Human-made structures are adapted to their natural settings, support natural processes, and connect people with one another and nature. People meet their needs for energy, nutrients, materials, and information in co-productive partnership with the natural living systems of the place they live.
There are no concrete jungles, food deserts, strip malls, or sprawling suburbs. There are gardens everywhere, growing a profuse diversity of beautiful fruits, vegetables, and flowers. Human settlements organize as self-reliant bioregional food, energy, and water sheds. Major settlements feature a high-population-density car-free urban core designed around public parks, walkways, bicycle paths, and urban gardens.
The boundaries of local government jurisdictions coincide with their primary food, energy, and water sheds. Most people are housed in multifamily, cooperatively owned living units of diverse designs that blend with their landscape clustered around shared facilities: laundries, guest and meeting rooms, composting facilities, solar and geothermal energy heating systems, and office workspaces and support facilities.
Neighbors share tools and implements and look out for one another’s children at play in car-free commons areas. Eco-village-style neighborhoods and districts share facilities for the management of nutrients, water, and energy. Many neighborhood and district eco-villages organize as locally owned, self-sustaining economic units offering a variety of locally owned commercial and recreational facilities and investment or employment opportunities reflective of the distinctive tastes, interests, skills, and personal preferences of their residents.
An urban core serves as the bioregion’s cultural, educational, and economic hub, providing it with excellent cultural, educational, scientific, and manufacturing facilities. Each of the region’s distinctive eco-villages makes its unique contribution to the diverse, resilient, self-reliant life of the whole. For eco-villages located in intentionally sparsely populated rural areas, economic activities center on the restoration and sustainable management of soils, forests, and fisheries.
Rural eco-villages offer urban visitors opportunities for nature education, recreation, and spiritual practice. Various forms of public transportation—including car-and ride-share facilities—connect eco-villages to one another and the urban core. Every person has a direct connection to every other person in the world by high-speed Internet and seamless videoconferencing and entertainment facilities. Most people on most days have no need to venture from the boundaries of the urban core or eco-village in which they live. They meet most mobility needs by walking and biking.
Young people are encouraged to take a year to explore the world by foot, train, and ship —connecting to its varied geographies and cultures and building diverse friendships they will maintain throughout their lives through digital communication. Hang-gliding is a favorite sport. Jet air travel is mainly a distant memory.

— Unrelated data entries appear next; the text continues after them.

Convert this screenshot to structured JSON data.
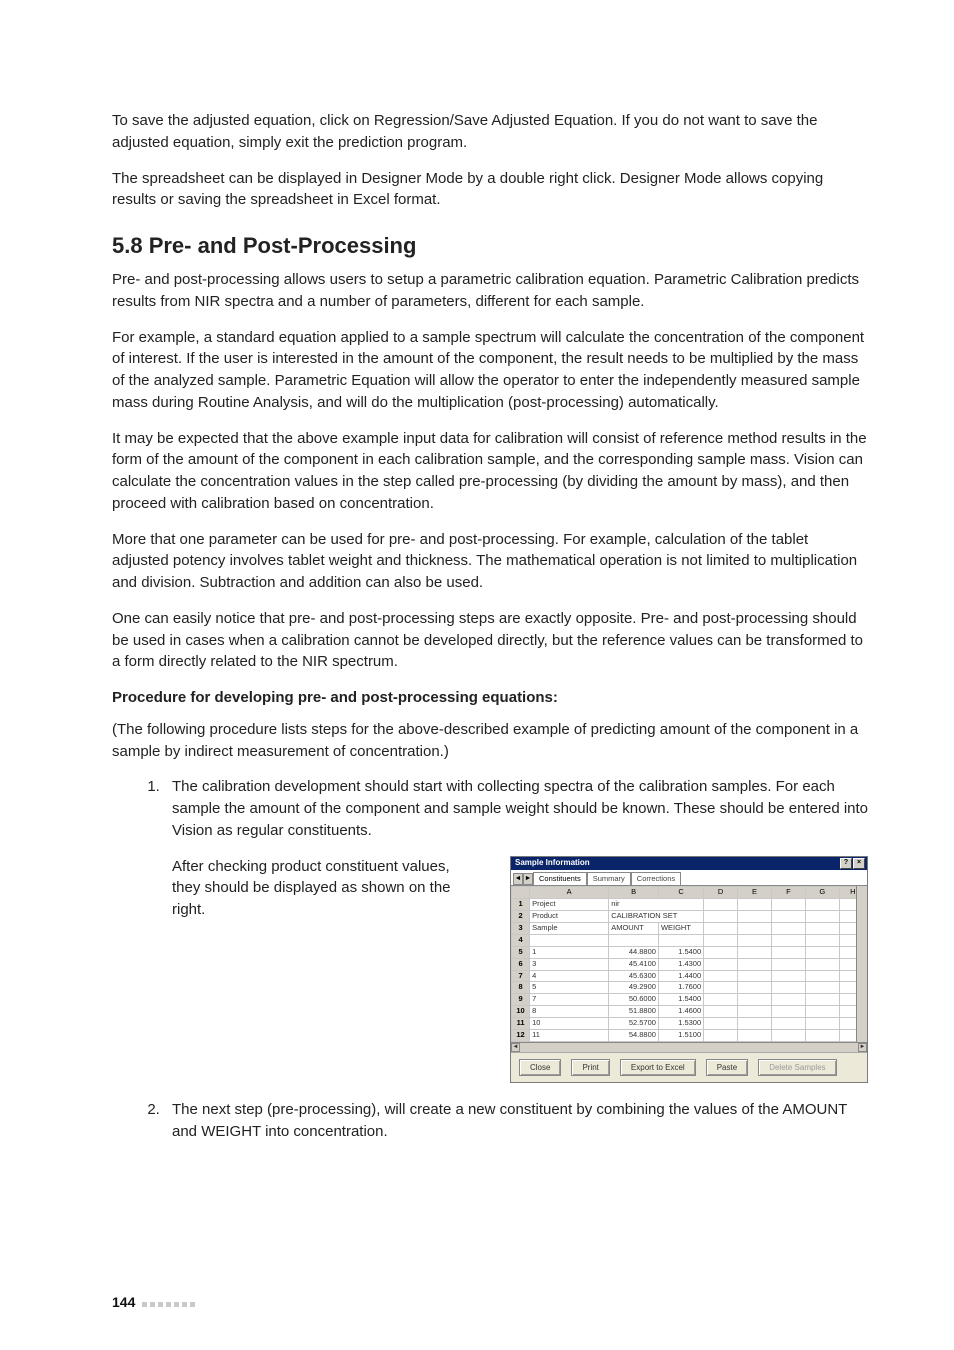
{
  "para1": "To save the adjusted equation, click on Regression/Save Adjusted Equation. If you do not want to save the adjusted equation, simply exit the prediction program.",
  "para2": "The spreadsheet can be displayed in Designer Mode by a double right click. Designer Mode allows copying results or saving the spreadsheet in Excel format.",
  "heading": "5.8   Pre- and Post-Processing",
  "para3": "Pre- and post-processing allows users to setup a parametric calibration equation. Parametric Calibration predicts results from NIR spectra and a number of parameters, different for each sample.",
  "para4": "For example, a standard equation applied to a sample spectrum will calculate the concentration of the component of interest. If the user is interested in the amount of the component, the result needs to be multiplied by the mass of the analyzed sample. Parametric Equation will allow the operator to enter the independently measured sample mass during Routine Analysis, and will do the multiplication (post-processing) automatically.",
  "para5": "It may be expected that the above example input data for calibration will consist of reference method results in the form of the amount of the component in each calibration sample, and the corresponding sample mass. Vision can calculate the concentration values in the step called pre-processing (by dividing the amount by mass), and then proceed with calibration based on concentration.",
  "para6": "More that one parameter can be used for pre- and post-processing. For example, calculation of the tablet adjusted potency involves tablet weight and thickness. The mathematical operation is not limited to multiplication and division. Subtraction and addition can also be used.",
  "para7": "One can easily notice that pre- and post-processing steps are exactly opposite. Pre- and post-processing should be used in cases when a calibration cannot be developed directly, but the reference values can be transformed to a form directly related to the NIR spectrum.",
  "procHeading": "Procedure for developing pre- and post-processing equations:",
  "procIntro": "(The following procedure lists steps for the above-described example of predicting amount of the component in a sample by indirect measurement of concentration.)",
  "step1": "The calibration development should start with collecting spectra of the calibration samples. For each sample the amount of the component and sample weight should be known. These should be entered into Vision as regular constituents.",
  "step1b": "After checking product constituent values, they should be displayed as shown on the right.",
  "step2": "The next step (pre-processing), will create a new constituent by combining the values of  the AMOUNT and WEIGHT into concentration.",
  "pageNum": "144",
  "win": {
    "title": "Sample Information",
    "tabs": [
      "Constituents",
      "Summary",
      "Corrections"
    ],
    "cols": [
      "A",
      "B",
      "C",
      "D",
      "E",
      "F",
      "G",
      "H"
    ],
    "rows": [
      {
        "n": "1",
        "a": "Project",
        "b": "nir",
        "c": ""
      },
      {
        "n": "2",
        "a": "Product",
        "b": "CALIBRATION SET",
        "c": ""
      },
      {
        "n": "3",
        "a": "Sample",
        "b": "AMOUNT",
        "c": "WEIGHT"
      },
      {
        "n": "4",
        "a": "",
        "b": "",
        "c": ""
      },
      {
        "n": "5",
        "a": "1",
        "b": "44.8800",
        "c": "1.5400"
      },
      {
        "n": "6",
        "a": "3",
        "b": "45.4100",
        "c": "1.4300"
      },
      {
        "n": "7",
        "a": "4",
        "b": "45.6300",
        "c": "1.4400"
      },
      {
        "n": "8",
        "a": "5",
        "b": "49.2900",
        "c": "1.7600"
      },
      {
        "n": "9",
        "a": "7",
        "b": "50.6000",
        "c": "1.5400"
      },
      {
        "n": "10",
        "a": "8",
        "b": "51.8800",
        "c": "1.4600"
      },
      {
        "n": "11",
        "a": "10",
        "b": "52.5700",
        "c": "1.5300"
      },
      {
        "n": "12",
        "a": "11",
        "b": "54.8800",
        "c": "1.5100"
      }
    ],
    "buttons": {
      "close": "Close",
      "print": "Print",
      "export": "Export to Excel",
      "paste": "Paste",
      "delete": "Delete Samples"
    }
  }
}
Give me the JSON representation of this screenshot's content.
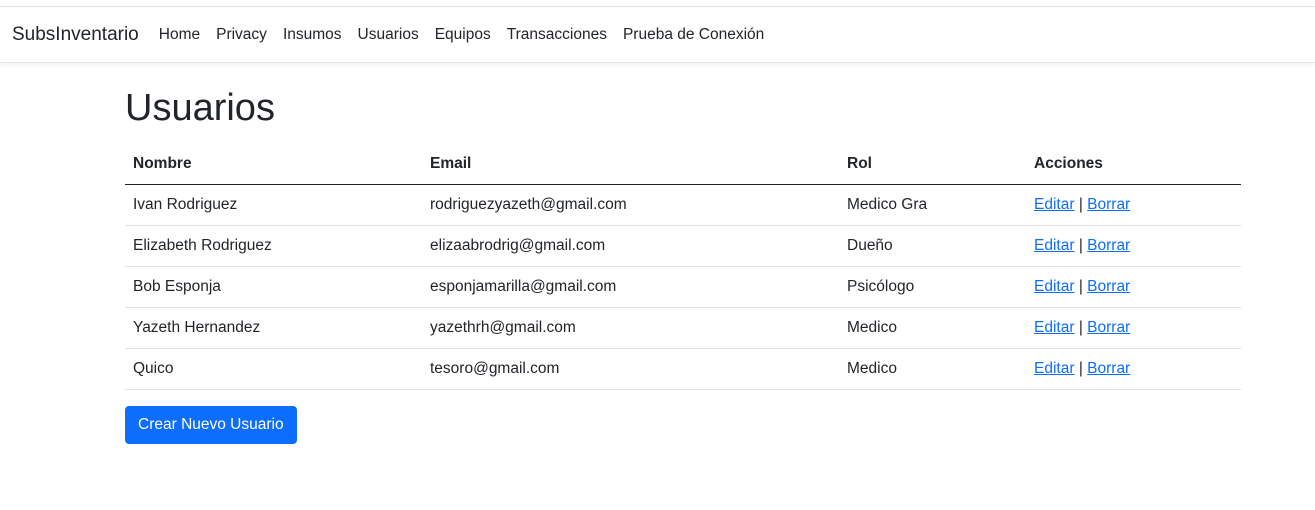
{
  "navbar": {
    "brand": "SubsInventario",
    "links": [
      "Home",
      "Privacy",
      "Insumos",
      "Usuarios",
      "Equipos",
      "Transacciones",
      "Prueba de Conexión"
    ]
  },
  "page": {
    "title": "Usuarios"
  },
  "table": {
    "headers": [
      "Nombre",
      "Email",
      "Rol",
      "Acciones"
    ],
    "rows": [
      {
        "nombre": "Ivan Rodriguez",
        "email": "rodriguezyazeth@gmail.com",
        "rol": "Medico Gra"
      },
      {
        "nombre": "Elizabeth Rodriguez",
        "email": "elizaabrodrig@gmail.com",
        "rol": "Dueño"
      },
      {
        "nombre": "Bob Esponja",
        "email": "esponjamarilla@gmail.com",
        "rol": "Psicólogo"
      },
      {
        "nombre": "Yazeth Hernandez",
        "email": "yazethrh@gmail.com",
        "rol": "Medico"
      },
      {
        "nombre": "Quico",
        "email": "tesoro@gmail.com",
        "rol": "Medico"
      }
    ],
    "actions": {
      "edit_label": "Editar",
      "separator": "|",
      "delete_label": "Borrar"
    }
  },
  "create_button": {
    "label": "Crear Nuevo Usuario"
  },
  "colors": {
    "link": "#0d6efd",
    "primary_button": "#0d6efd",
    "text": "#212529"
  }
}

Money, markets, businesses, and governments are all part of this picture, but they are structured to support balanced and mutually beneficial exchanges within and among communities. People read about the money-seeking corporate robots that once ruled the world and wonder how and why their ancestors tolerated such insanity.”

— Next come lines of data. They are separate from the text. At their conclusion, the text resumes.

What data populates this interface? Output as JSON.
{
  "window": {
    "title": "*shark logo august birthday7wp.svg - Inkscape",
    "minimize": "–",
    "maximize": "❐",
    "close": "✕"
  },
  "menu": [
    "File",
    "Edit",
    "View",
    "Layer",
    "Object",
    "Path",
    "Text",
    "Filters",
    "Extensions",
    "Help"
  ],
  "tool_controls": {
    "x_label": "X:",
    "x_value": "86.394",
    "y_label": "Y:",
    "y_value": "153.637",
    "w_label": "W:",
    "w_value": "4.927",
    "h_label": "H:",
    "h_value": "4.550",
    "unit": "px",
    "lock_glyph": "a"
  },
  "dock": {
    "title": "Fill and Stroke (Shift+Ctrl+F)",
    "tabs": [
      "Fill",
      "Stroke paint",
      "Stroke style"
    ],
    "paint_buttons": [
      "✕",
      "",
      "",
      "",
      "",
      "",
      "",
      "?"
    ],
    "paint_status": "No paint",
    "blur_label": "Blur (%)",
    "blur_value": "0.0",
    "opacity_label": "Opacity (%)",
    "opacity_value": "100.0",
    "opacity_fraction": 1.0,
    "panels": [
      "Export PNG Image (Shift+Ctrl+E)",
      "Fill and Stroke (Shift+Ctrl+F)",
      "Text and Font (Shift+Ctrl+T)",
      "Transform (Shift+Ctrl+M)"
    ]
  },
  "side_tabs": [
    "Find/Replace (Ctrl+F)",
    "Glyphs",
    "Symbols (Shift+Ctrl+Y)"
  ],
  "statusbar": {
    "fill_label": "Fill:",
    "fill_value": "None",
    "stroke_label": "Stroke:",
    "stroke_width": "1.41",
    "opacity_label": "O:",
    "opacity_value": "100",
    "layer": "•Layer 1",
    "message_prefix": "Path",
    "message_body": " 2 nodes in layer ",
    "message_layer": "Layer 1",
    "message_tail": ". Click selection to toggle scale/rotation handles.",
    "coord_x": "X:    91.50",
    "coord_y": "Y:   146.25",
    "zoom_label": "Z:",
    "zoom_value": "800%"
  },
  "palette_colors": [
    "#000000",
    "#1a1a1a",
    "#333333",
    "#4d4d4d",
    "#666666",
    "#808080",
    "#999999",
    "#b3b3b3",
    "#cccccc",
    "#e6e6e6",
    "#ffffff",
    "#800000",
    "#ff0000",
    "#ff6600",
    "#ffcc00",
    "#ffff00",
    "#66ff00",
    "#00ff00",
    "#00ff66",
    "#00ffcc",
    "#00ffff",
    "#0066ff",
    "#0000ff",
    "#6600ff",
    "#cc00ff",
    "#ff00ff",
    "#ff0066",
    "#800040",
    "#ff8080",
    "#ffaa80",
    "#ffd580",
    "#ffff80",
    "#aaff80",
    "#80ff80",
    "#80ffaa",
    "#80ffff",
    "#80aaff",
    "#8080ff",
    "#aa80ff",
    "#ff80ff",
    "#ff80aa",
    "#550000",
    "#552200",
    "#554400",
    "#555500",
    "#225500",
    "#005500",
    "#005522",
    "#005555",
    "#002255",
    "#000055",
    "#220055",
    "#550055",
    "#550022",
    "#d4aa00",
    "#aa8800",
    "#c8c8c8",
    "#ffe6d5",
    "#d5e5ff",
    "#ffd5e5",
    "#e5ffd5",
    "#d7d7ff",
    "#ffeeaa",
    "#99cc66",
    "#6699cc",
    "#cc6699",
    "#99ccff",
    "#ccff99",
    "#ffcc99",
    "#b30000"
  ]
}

Taken from Korten, David C.. Change the Story, Change the Future: A Living Economy for a Living Earth (pp. 84-86). Berrett-Koehler Publishers. Kindle Edition.
The phrase “Living Earth” for us means both a living & livable planet and abundant life in the soil!
If we put life into our soil through organic & regenerative agriculture and permaculture then we can achieve the dream life mentioned above 🙂 That’s what the team at the Living Earth Expo focuses on.